# Task details:
Because the material must be preserved as it stands, copy every line exactly.

# Data to use:
◆ ◆ ◆ ◆
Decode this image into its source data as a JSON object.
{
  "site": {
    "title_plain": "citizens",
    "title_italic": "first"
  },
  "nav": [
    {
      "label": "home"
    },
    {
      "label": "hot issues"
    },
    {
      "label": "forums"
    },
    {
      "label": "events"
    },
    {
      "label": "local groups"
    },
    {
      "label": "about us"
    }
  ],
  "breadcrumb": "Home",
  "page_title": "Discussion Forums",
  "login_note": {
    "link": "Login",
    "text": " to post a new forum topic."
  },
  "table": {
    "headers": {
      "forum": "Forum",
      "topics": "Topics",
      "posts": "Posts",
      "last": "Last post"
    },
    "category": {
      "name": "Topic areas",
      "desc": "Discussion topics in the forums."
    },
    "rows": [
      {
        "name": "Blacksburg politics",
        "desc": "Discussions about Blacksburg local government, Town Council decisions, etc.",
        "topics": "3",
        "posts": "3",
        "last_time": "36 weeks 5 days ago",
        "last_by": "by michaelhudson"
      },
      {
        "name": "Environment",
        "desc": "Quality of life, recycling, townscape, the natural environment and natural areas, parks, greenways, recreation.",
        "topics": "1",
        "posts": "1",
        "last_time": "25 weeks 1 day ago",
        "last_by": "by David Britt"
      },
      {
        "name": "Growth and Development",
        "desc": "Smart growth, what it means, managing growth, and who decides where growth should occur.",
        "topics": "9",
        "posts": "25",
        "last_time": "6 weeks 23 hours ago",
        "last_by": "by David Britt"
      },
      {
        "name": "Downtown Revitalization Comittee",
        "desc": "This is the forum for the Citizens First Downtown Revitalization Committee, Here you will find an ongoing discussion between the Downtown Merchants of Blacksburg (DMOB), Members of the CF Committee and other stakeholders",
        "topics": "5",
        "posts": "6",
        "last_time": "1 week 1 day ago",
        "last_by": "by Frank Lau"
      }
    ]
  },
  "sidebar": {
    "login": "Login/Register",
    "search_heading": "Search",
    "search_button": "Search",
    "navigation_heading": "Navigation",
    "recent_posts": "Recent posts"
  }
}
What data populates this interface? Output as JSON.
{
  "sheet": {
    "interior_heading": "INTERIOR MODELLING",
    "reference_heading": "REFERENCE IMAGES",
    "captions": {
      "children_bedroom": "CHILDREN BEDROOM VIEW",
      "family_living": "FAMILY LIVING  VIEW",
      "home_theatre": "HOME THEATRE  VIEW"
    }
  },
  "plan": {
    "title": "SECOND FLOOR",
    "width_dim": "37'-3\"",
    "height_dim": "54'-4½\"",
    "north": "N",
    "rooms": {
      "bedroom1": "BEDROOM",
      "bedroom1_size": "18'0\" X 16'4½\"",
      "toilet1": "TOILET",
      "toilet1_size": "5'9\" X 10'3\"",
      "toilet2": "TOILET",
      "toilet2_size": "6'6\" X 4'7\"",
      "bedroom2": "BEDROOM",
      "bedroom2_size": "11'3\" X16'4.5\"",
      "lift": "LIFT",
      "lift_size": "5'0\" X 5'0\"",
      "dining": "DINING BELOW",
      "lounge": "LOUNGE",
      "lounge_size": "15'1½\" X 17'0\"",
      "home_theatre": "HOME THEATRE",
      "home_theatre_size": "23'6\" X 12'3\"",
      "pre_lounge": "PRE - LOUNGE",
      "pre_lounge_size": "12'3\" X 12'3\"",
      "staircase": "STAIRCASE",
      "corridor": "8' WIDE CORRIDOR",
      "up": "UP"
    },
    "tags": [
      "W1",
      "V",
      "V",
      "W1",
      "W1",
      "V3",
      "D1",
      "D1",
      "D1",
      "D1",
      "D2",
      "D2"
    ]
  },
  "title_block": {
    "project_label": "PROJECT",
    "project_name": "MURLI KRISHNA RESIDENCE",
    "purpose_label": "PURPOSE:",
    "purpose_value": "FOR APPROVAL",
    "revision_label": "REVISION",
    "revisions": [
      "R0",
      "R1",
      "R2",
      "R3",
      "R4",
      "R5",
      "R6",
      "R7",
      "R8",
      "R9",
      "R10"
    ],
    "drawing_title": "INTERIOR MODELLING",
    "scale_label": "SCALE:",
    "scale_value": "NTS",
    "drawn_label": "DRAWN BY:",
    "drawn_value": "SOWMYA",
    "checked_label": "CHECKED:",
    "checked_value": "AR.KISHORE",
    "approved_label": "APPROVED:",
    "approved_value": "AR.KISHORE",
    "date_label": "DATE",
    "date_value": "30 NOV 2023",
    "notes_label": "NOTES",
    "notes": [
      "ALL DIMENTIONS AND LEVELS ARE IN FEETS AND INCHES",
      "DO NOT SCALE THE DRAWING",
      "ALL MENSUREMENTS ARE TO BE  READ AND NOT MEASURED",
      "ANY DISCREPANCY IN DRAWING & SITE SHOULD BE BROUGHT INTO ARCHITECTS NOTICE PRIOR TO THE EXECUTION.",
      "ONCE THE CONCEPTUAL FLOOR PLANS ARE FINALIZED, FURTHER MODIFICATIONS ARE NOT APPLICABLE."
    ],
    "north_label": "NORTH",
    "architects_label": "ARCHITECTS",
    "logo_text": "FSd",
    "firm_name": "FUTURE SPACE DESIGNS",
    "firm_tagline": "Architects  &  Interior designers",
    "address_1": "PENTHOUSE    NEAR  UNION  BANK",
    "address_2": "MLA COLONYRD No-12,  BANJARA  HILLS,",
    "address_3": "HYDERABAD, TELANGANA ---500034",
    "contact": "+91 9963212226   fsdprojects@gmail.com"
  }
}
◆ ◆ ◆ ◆
# Task result:
Decode this image into its source data as a JSON object.
{
  "site": {
    "title_plain": "citizens",
    "title_italic": "first"
  },
  "nav": [
    {
      "label": "home"
    },
    {
      "label": "hot issues"
    },
    {
      "label": "forums"
    },
    {
      "label": "events"
    },
    {
      "label": "local groups"
    },
    {
      "label": "about us"
    }
  ],
  "breadcrumb": "Home",
  "page_title": "Discussion Forums",
  "login_note": {
    "link": "Login",
    "text": " to post a new forum topic."
  },
  "table": {
    "headers": {
      "forum": "Forum",
      "topics": "Topics",
      "posts": "Posts",
      "last": "Last post"
    },
    "category": {
      "name": "Topic areas",
      "desc": "Discussion topics in the forums."
    },
    "rows": [
      {
        "name": "Blacksburg politics",
        "desc": "Discussions about Blacksburg local government, Town Council decisions, etc.",
        "topics": "3",
        "posts": "3",
        "last_time": "36 weeks 5 days ago",
        "last_by": "by michaelhudson"
      },
      {
        "name": "Environment",
        "desc": "Quality of life, recycling, townscape, the natural environment and natural areas, parks, greenways, recreation.",
        "topics": "1",
        "posts": "1",
        "last_time": "25 weeks 1 day ago",
        "last_by": "by David Britt"
      },
      {
        "name": "Growth and Development",
        "desc": "Smart growth, what it means, managing growth, and who decides where growth should occur.",
        "topics": "9",
        "posts": "25",
        "last_time": "6 weeks 23 hours ago",
        "last_by": "by David Britt"
      },
      {
        "name": "Downtown Revitalization Comittee",
        "desc": "This is the forum for the Citizens First Downtown Revitalization Committee, Here you will find an ongoing discussion between the Downtown Merchants of Blacksburg (DMOB), Members of the CF Committee and other stakeholders",
        "topics": "5",
        "posts": "6",
        "last_time": "1 week 1 day ago",
        "last_by": "by Frank Lau"
      }
    ]
  },
  "sidebar": {
    "login": "Login/Register",
    "search_heading": "Search",
    "search_button": "Search",
    "navigation_heading": "Navigation",
    "recent_posts": "Recent posts"
  }
}
What data populates this interface? Output as JSON.
{
  "sheet": {
    "interior_heading": "INTERIOR MODELLING",
    "reference_heading": "REFERENCE IMAGES",
    "captions": {
      "children_bedroom": "CHILDREN BEDROOM VIEW",
      "family_living": "FAMILY LIVING  VIEW",
      "home_theatre": "HOME THEATRE  VIEW"
    }
  },
  "plan": {
    "title": "SECOND FLOOR",
    "width_dim": "37'-3\"",
    "height_dim": "54'-4½\"",
    "north": "N",
    "rooms": {
      "bedroom1": "BEDROOM",
      "bedroom1_size": "18'0\" X 16'4½\"",
      "toilet1": "TOILET",
      "toilet1_size": "5'9\" X 10'3\"",
      "toilet2": "TOILET",
      "toilet2_size": "6'6\" X 4'7\"",
      "bedroom2": "BEDROOM",
      "bedroom2_size": "11'3\" X16'4.5\"",
      "lift": "LIFT",
      "lift_size": "5'0\" X 5'0\"",
      "dining": "DINING BELOW",
      "lounge": "LOUNGE",
      "lounge_size": "15'1½\" X 17'0\"",
      "home_theatre": "HOME THEATRE",
      "home_theatre_size": "23'6\" X 12'3\"",
      "pre_lounge": "PRE - LOUNGE",
      "pre_lounge_size": "12'3\" X 12'3\"",
      "staircase": "STAIRCASE",
      "corridor": "8' WIDE CORRIDOR",
      "up": "UP"
    },
    "tags": [
      "W1",
      "V",
      "V",
      "W1",
      "W1",
      "V3",
      "D1",
      "D1",
      "D1",
      "D1",
      "D2",
      "D2"
    ]
  },
  "title_block": {
    "project_label": "PROJECT",
    "project_name": "MURLI KRISHNA RESIDENCE",
    "purpose_label": "PURPOSE:",
    "purpose_value": "FOR APPROVAL",
    "revision_label": "REVISION",
    "revisions": [
      "R0",
      "R1",
      "R2",
      "R3",
      "R4",
      "R5",
      "R6",
      "R7",
      "R8",
      "R9",
      "R10"
    ],
    "drawing_title": "INTERIOR MODELLING",
    "scale_label": "SCALE:",
    "scale_value": "NTS",
    "drawn_label": "DRAWN BY:",
    "drawn_value": "SOWMYA",
    "checked_label": "CHECKED:",
    "checked_value": "AR.KISHORE",
    "approved_label": "APPROVED:",
    "approved_value": "AR.KISHORE",
    "date_label": "DATE",
    "date_value": "30 NOV 2023",
    "notes_label": "NOTES",
    "notes": [
      "ALL DIMENTIONS AND LEVELS ARE IN FEETS AND INCHES",
      "DO NOT SCALE THE DRAWING",
      "ALL MENSUREMENTS ARE TO BE  READ AND NOT MEASURED",
      "ANY DISCREPANCY IN DRAWING & SITE SHOULD BE BROUGHT INTO ARCHITECTS NOTICE PRIOR TO THE EXECUTION.",
      "ONCE THE CONCEPTUAL FLOOR PLANS ARE FINALIZED, FURTHER MODIFICATIONS ARE NOT APPLICABLE."
    ],
    "north_label": "NORTH",
    "architects_label": "ARCHITECTS",
    "logo_text": "FSd",
    "firm_name": "FUTURE SPACE DESIGNS",
    "firm_tagline": "Architects  &  Interior designers",
    "address_1": "PENTHOUSE    NEAR  UNION  BANK",
    "address_2": "MLA COLONYRD No-12,  BANJARA  HILLS,",
    "address_3": "HYDERABAD, TELANGANA ---500034",
    "contact": "+91 9963212226   fsdprojects@gmail.com"
  }
}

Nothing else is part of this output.